--- ABOUT THIS TASK ---
Among the entries below, count each line holding the word "investment". Write only the number.

--- SOURCE INFORMATION ---
——
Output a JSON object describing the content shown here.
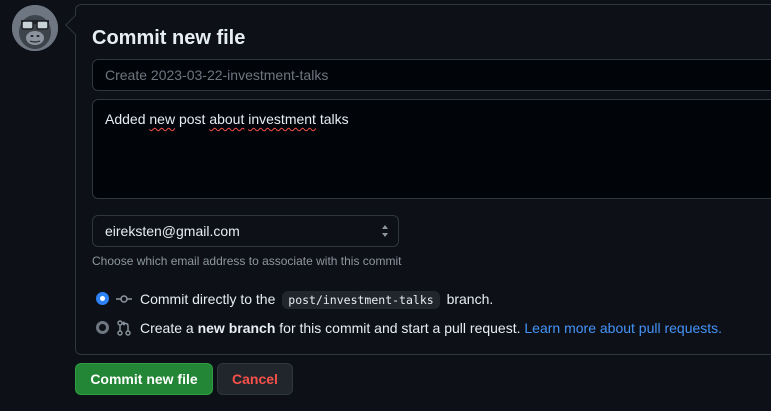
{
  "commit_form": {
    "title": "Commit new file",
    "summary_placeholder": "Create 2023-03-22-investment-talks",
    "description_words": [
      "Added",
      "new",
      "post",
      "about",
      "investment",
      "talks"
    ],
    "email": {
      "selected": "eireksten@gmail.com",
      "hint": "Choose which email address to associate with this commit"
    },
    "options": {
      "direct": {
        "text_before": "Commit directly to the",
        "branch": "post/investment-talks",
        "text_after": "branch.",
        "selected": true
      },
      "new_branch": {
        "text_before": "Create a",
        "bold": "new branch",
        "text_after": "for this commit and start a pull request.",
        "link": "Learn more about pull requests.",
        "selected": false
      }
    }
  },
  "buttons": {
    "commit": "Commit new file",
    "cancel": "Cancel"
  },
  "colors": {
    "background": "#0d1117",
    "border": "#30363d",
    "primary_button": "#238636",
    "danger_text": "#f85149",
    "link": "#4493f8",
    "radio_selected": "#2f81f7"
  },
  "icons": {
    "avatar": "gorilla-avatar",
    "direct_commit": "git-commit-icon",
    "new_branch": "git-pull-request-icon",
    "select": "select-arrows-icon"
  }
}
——
--- OUTPUT ---
3